__Exercise__: Keep every word of the listing and drop the images when you write it out.

+ + + + +

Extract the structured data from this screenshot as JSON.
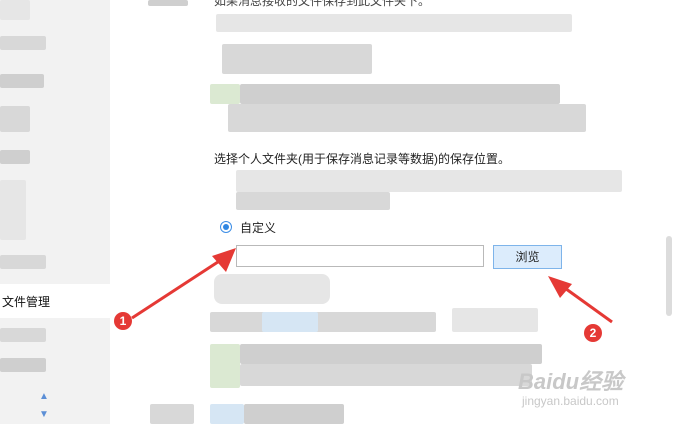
{
  "sidebar": {
    "active_item": "文件管理"
  },
  "main": {
    "top_text": "如果消息接收的文件保存到此文件夹下。",
    "folder_hint": "选择个人文件夹(用于保存消息记录等数据)的保存位置。",
    "custom_label": "自定义",
    "path_value": "",
    "browse_label": "浏览"
  },
  "annotations": {
    "badge_1": "1",
    "badge_2": "2",
    "color": "#e53935"
  },
  "watermark": {
    "logo": "Baidu经验",
    "url": "jingyan.baidu.com"
  }
}
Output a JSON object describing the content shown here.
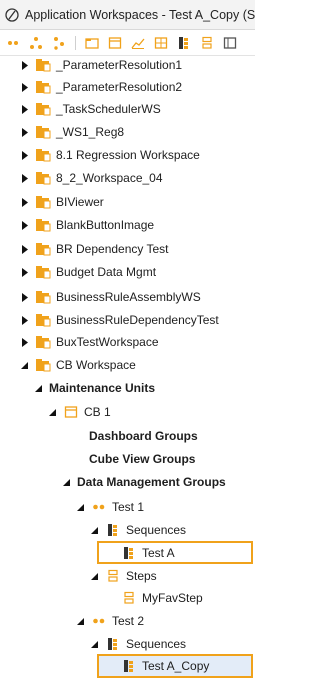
{
  "window": {
    "title": "Application Workspaces - Test A_Copy (Sequ"
  },
  "toolbar": {
    "icons": [
      "dots-icon",
      "hierarchy-icon",
      "tree-icon",
      "separator",
      "folder-icon",
      "window-icon",
      "chart-icon",
      "grid-icon",
      "sequence-icon",
      "step-icon",
      "panel-icon"
    ]
  },
  "tree": {
    "items": [
      {
        "label": "_ParameterResolution1",
        "type": "workspace"
      },
      {
        "label": "_ParameterResolution2",
        "type": "workspace"
      },
      {
        "label": "_TaskSchedulerWS",
        "type": "workspace"
      },
      {
        "label": "_WS1_Reg8",
        "type": "workspace"
      },
      {
        "label": "8.1 Regression Workspace",
        "type": "workspace"
      },
      {
        "label": "8_2_Workspace_04",
        "type": "workspace"
      },
      {
        "label": "BIViewer",
        "type": "workspace"
      },
      {
        "label": "BlankButtonImage",
        "type": "workspace"
      },
      {
        "label": "BR Dependency Test",
        "type": "workspace"
      },
      {
        "label": "Budget Data Mgmt",
        "type": "workspace"
      },
      {
        "label": "BusinessRuleAssemblyWS",
        "type": "workspace"
      },
      {
        "label": "BusinessRuleDependencyTest",
        "type": "workspace"
      },
      {
        "label": "BuxTestWorkspace",
        "type": "workspace"
      },
      {
        "label": "CB Workspace",
        "type": "workspace-open"
      },
      {
        "label": "Maintenance Units",
        "type": "group"
      },
      {
        "label": "CB 1",
        "type": "unit"
      },
      {
        "label": "Dashboard Groups",
        "type": "group"
      },
      {
        "label": "Cube View Groups",
        "type": "group"
      },
      {
        "label": "Data Management Groups",
        "type": "group"
      },
      {
        "label": "Test 1",
        "type": "dm-group"
      },
      {
        "label": "Sequences",
        "type": "sequences"
      },
      {
        "label": "Test A",
        "type": "sequence"
      },
      {
        "label": "Steps",
        "type": "steps"
      },
      {
        "label": "MyFavStep",
        "type": "step"
      },
      {
        "label": "Test 2",
        "type": "dm-group"
      },
      {
        "label": "Sequences",
        "type": "sequences"
      },
      {
        "label": "Test A_Copy",
        "type": "sequence"
      }
    ]
  },
  "colors": {
    "highlight": "#f0a21b",
    "workspace_icon": "#f0a21b",
    "selection": "#e3ecf8"
  }
}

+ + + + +

__Exercise output__:
Extract the structured data from this screenshot as JSON.
{
  "sidebar": {
    "active_item": "文件管理"
  },
  "main": {
    "top_text": "如果消息接收的文件保存到此文件夹下。",
    "folder_hint": "选择个人文件夹(用于保存消息记录等数据)的保存位置。",
    "custom_label": "自定义",
    "path_value": "",
    "browse_label": "浏览"
  },
  "annotations": {
    "badge_1": "1",
    "badge_2": "2",
    "color": "#e53935"
  },
  "watermark": {
    "logo": "Baidu经验",
    "url": "jingyan.baidu.com"
  }
}
Output a JSON object describing the content shown here.
{
  "window": {
    "title": "Application Workspaces - Test A_Copy (Sequ"
  },
  "toolbar": {
    "icons": [
      "dots-icon",
      "hierarchy-icon",
      "tree-icon",
      "separator",
      "folder-icon",
      "window-icon",
      "chart-icon",
      "grid-icon",
      "sequence-icon",
      "step-icon",
      "panel-icon"
    ]
  },
  "tree": {
    "items": [
      {
        "label": "_ParameterResolution1",
        "type": "workspace"
      },
      {
        "label": "_ParameterResolution2",
        "type": "workspace"
      },
      {
        "label": "_TaskSchedulerWS",
        "type": "workspace"
      },
      {
        "label": "_WS1_Reg8",
        "type": "workspace"
      },
      {
        "label": "8.1 Regression Workspace",
        "type": "workspace"
      },
      {
        "label": "8_2_Workspace_04",
        "type": "workspace"
      },
      {
        "label": "BIViewer",
        "type": "workspace"
      },
      {
        "label": "BlankButtonImage",
        "type": "workspace"
      },
      {
        "label": "BR Dependency Test",
        "type": "workspace"
      },
      {
        "label": "Budget Data Mgmt",
        "type": "workspace"
      },
      {
        "label": "BusinessRuleAssemblyWS",
        "type": "workspace"
      },
      {
        "label": "BusinessRuleDependencyTest",
        "type": "workspace"
      },
      {
        "label": "BuxTestWorkspace",
        "type": "workspace"
      },
      {
        "label": "CB Workspace",
        "type": "workspace-open"
      },
      {
        "label": "Maintenance Units",
        "type": "group"
      },
      {
        "label": "CB 1",
        "type": "unit"
      },
      {
        "label": "Dashboard Groups",
        "type": "group"
      },
      {
        "label": "Cube View Groups",
        "type": "group"
      },
      {
        "label": "Data Management Groups",
        "type": "group"
      },
      {
        "label": "Test 1",
        "type": "dm-group"
      },
      {
        "label": "Sequences",
        "type": "sequences"
      },
      {
        "label": "Test A",
        "type": "sequence"
      },
      {
        "label": "Steps",
        "type": "steps"
      },
      {
        "label": "MyFavStep",
        "type": "step"
      },
      {
        "label": "Test 2",
        "type": "dm-group"
      },
      {
        "label": "Sequences",
        "type": "sequences"
      },
      {
        "label": "Test A_Copy",
        "type": "sequence"
      }
    ]
  },
  "colors": {
    "highlight": "#f0a21b",
    "workspace_icon": "#f0a21b",
    "selection": "#e3ecf8"
  }
}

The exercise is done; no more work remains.